It is amazing, that we will be all part of something so amazing. Our generation, will be remembered for this amazing change ( and hopefully also for landing on mars :).
If you are a developer, you have surely once in your career, started a little side project either because you had a “great” idea, or because it was a very gloomy rainy day outside and never finished it. In many industry, included the IT one, this is called “the curse of unfinished side projects”.
This comic, is probably one of the most shared across the social media, and it summarise this topic perfectly.
Many people see this has a complete failure, a waste of time and energy, but I see it differently and in this post I will share my idea with you.
No idea is a bad idea
Side projects are hidden pearls. It may be time wasted for many, but in reality any minute spent in a side project is worth way more than a minute spent in your day to day routine. Maybe after spending a night coding an horror game, you realise that it is not for you, or spending your two weeks holiday on the perfect APP made you realise that it wasn’t that perfect or unique, but all this time has an unique purpose. It forces you to think outside of the box, it brings you into unfamiliar ground, and forces you that focus and solve a problem after another, and this is what make this time unique.
The power of a side project does not live within it final product, but in the process required to achieve every small step. It is a free invaluable learning progress.
Since using a scrum methodology in work, I have started to retrospect (scrum retrospective) any work I do, that is a small one day project or a month long. I try to analyse all my actions as often as possible. This helps me understand what need improving and what really could be avoided in the future.
Share the knowledge
Too often, this unfinished side project are not shared with colleagues and family. We too quickly discard these to be a waste of time, without actually having other people opinions and I have learned in recent events that the power lies in sharing these ideas with people, side project are not always left unfinished just because we are lazy, but it may be because we have a full time work and a family to look after, and not enough time to spend on them. But this does not mean that it was the wrong idea or that it should not be brought forward.
Side project are usually created when our body produces an overwhelming dose of adrenaline after having an idea and this is what enable us to stay awake all night.
This is not sustainable, and sharing the information with other could actually help you. First, speaking with others and getting their opinion could actually make you realise that the idea, was not that silly overall and build some more adrenaline. Then, having open discussion with people and keep them updated will actually help you in setting a routine to continue to work on the project. Lastly, it could actually help you find some support, that may be just morale, technical or another pair of hand to share the work.
One in a million

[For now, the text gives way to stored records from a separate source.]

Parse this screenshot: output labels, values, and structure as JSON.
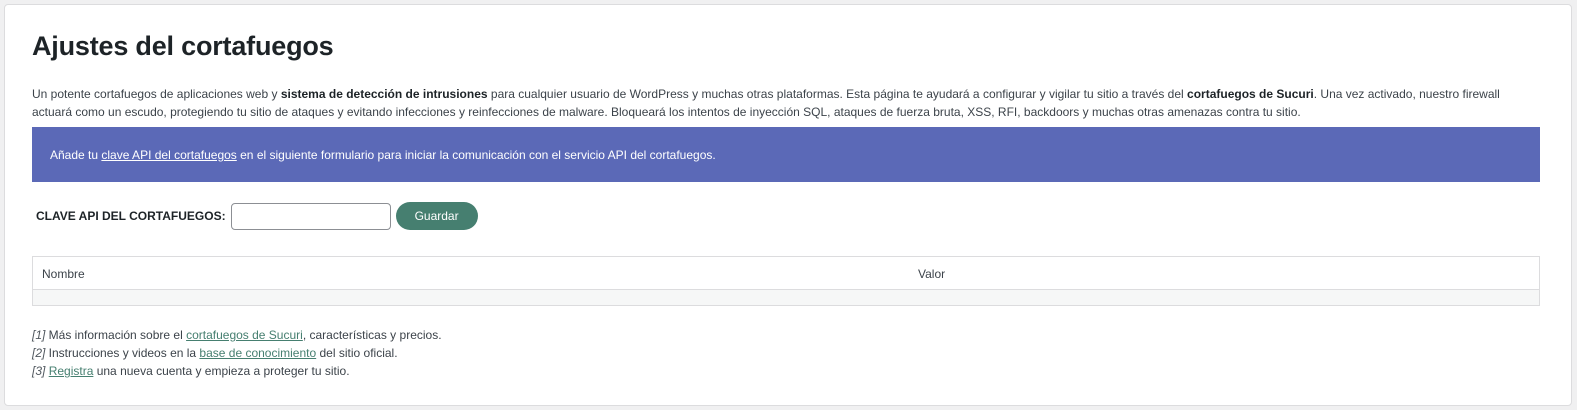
{
  "page": {
    "title": "Ajustes del cortafuegos"
  },
  "intro": {
    "part1": "Un potente cortafuegos de aplicaciones web y ",
    "bold1": "sistema de detección de intrusiones",
    "part2": " para cualquier usuario de WordPress y muchas otras plataformas. Esta página te ayudará a configurar y vigilar tu sitio a través del ",
    "bold2": "cortafuegos de Sucuri",
    "part3": ". Una vez activado, nuestro firewall actuará como un escudo, protegiendo tu sitio de ataques y evitando infecciones y reinfecciones de malware. Bloqueará los intentos de inyección SQL, ataques de fuerza bruta, XSS, RFI, backdoors y muchas otras amenazas contra tu sitio."
  },
  "banner": {
    "prefix": "Añade tu ",
    "link": "clave API del cortafuegos",
    "suffix": " en el siguiente formulario para iniciar la comunicación con el servicio API del cortafuegos.",
    "color": "#5b69b7"
  },
  "form": {
    "label": "CLAVE API DEL CORTAFUEGOS:",
    "input_value": "",
    "save_label": "Guardar",
    "button_color": "#467f70"
  },
  "table": {
    "columns": [
      "Nombre",
      "Valor"
    ],
    "rows": []
  },
  "footnotes": [
    {
      "marker": "[1]",
      "pre": " Más información sobre el ",
      "link": "cortafuegos de Sucuri",
      "post": ", características y precios."
    },
    {
      "marker": "[2]",
      "pre": " Instrucciones y videos en la ",
      "link": "base de conocimiento",
      "post": " del sitio oficial."
    },
    {
      "marker": "[3]",
      "pre": " ",
      "link": "Registra",
      "post": " una nueva cuenta y empieza a proteger tu sitio."
    }
  ]
}
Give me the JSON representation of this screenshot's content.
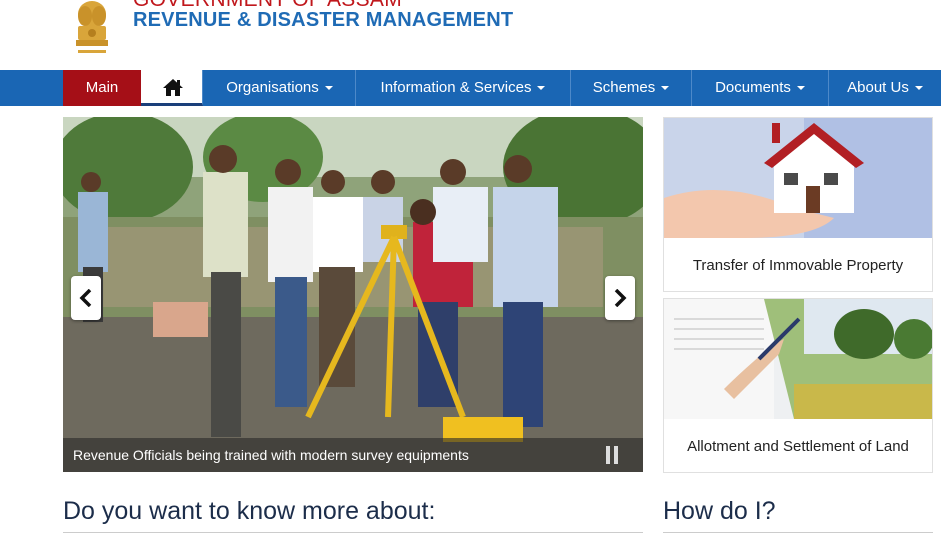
{
  "header": {
    "title_top": "GOVERNMENT OF ASSAM",
    "title_main": "REVENUE & DISASTER MANAGEMENT",
    "emblem_icon": "national-emblem-icon",
    "colors": {
      "brand_red": "#c0171c",
      "brand_blue": "#1f6bb5"
    }
  },
  "nav": {
    "main_label": "Main",
    "home_icon": "home-icon",
    "items": [
      {
        "label": "Organisations"
      },
      {
        "label": "Information & Services"
      },
      {
        "label": "Schemes"
      },
      {
        "label": "Documents"
      },
      {
        "label": "About Us"
      }
    ],
    "colors": {
      "bar": "#1a66b4",
      "active": "#a50f17"
    }
  },
  "carousel": {
    "caption": "Revenue Officials being trained with modern survey equipments",
    "prev_icon": "chevron-left-icon",
    "next_icon": "chevron-right-icon",
    "pause_icon": "pause-icon"
  },
  "cards": [
    {
      "label": "Transfer of Immovable Property"
    },
    {
      "label": "Allotment and Settlement of Land"
    }
  ],
  "sections": {
    "left_heading": "Do you want to know more about:",
    "right_heading": "How do I?"
  }
}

So far we have spoken of unfinished work, and given enough reason to continue to have this small experience. But what if, the project you started this weekend is really its the “one in a million” project that is not going to be left unfinished.
This is another great aspect of side projects, there is always a possibility of creating something that is actually worth all sleepless night. That could one day help you create the next unicorn company (definition of unicorn company).
This blog and website started with a side project, a big feature implemented in the company I work was originally a side project knowledge, and a close friend is actually leaving the dream on what was a side project.
Side project are hidden pearls, we just need to learn how to harvest them. With a bit of organisation and help from others, these projects could actually turn in something tangible and useful.